Regularly eating a Southern-style diet may increase the risk of sudden cardiac death, while routinely consuming a Mediterranean diet may reduce that risk, according to new research published today in the Journal of the American Heart Association, an open access journal of the American Heart Association.
Participants in a large-scale study who more commonly consumed a Southern-style diet – high in added fats, fried foods, processed meats and sugary drinks – had a higher risk of sudden cardiac death than people who had lower adherence to a Southern-style diet.
The Southern diet is characterized by added fats, fried foods, eggs, organ meats (such as liver or giblets), processed meats (such as deli meat, bacon and hotdogs) and sugar-sweetened beverages.
“While this study was observational in nature, the results suggest that diet may be a modifiable risk factor for sudden cardiac death, and, therefore, diet is a risk factor that we have some control over,” said James M. Shikany, Dr.P.H., F.A.H.A., the study’s lead author and professor of medicine and associate director for research in the Division of Preventive Medicine at the University of Alabama at Birmingham.
- Overall, participants who ate a Southern-style diet most regularly had a 46% higher risk of sudden cardiac death than people who had the least adherence to this dietary pattern.
- Also, participants who most closely followed the traditional Mediterranean diet had a 26% lower risk of sudden cardiac death than those with the least adherence to this eating style.
Mediterranean Diet May Lead to Better Health
“Improving one’s diet – by eating a diet abundant in fruits, vegetables, whole grains and fish such as the Mediterranean diet and low in fried foods, organ meats and processed meats, characteristics of the Southern-style dietary pattern, may decrease one’s risk for sudden cardiac death,” he said.
The main components of Mediterranean diet include:
- Daily consumption of vegetables, fruits, whole grains and healthy fats
- Weekly intake of fish, poultry, beans and eggs
- Moderate portions of dairy products
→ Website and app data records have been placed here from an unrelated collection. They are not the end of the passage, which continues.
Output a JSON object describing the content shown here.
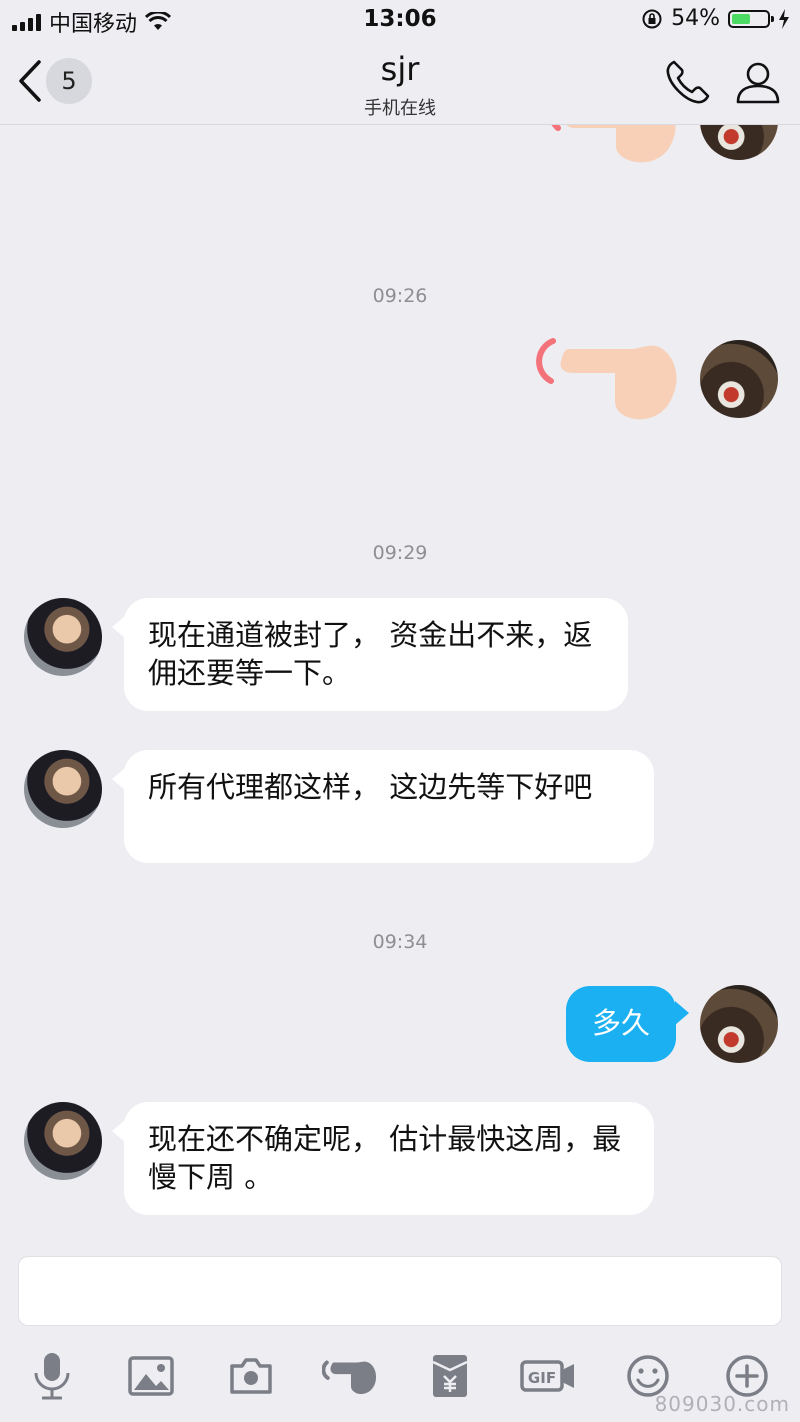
{
  "status_bar": {
    "carrier": "中国移动",
    "time": "13:06",
    "battery": "54%",
    "battery_level": 0.54
  },
  "header": {
    "back_label": "back",
    "unread_count": "5",
    "title": "sjr",
    "subtitle": "手机在线",
    "call_icon": "phone-icon",
    "profile_icon": "person-icon"
  },
  "timestamps": [
    "09:26",
    "09:29",
    "09:34"
  ],
  "messages": [
    {
      "sender": "self",
      "type": "poke",
      "icon": "poke-hand-icon"
    },
    {
      "sender": "other",
      "type": "text",
      "text": "现在通道被封了， 资金出不来，返佣还要等一下。"
    },
    {
      "sender": "other",
      "type": "text",
      "text": "所有代理都这样， 这边先等下好吧"
    },
    {
      "sender": "self",
      "type": "text",
      "text": "多久"
    },
    {
      "sender": "other",
      "type": "text",
      "text": "现在还不确定呢， 估计最快这周，最慢下周 。"
    }
  ],
  "toolbar": {
    "icons": [
      "microphone-icon",
      "image-icon",
      "camera-icon",
      "poke-icon",
      "red-packet-icon",
      "gif-icon",
      "emoji-icon",
      "plus-icon"
    ]
  },
  "watermark": "809030.com",
  "colors": {
    "background": "#ededf2",
    "self_bubble": "#1bb0f2",
    "other_bubble": "#ffffff",
    "battery_fill": "#4cd964"
  }
}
- Limited intake of red meat
Other important elements of the Mediterranean diet are sharing meals with family and friends, enjoying a glass of red wine and being physically active.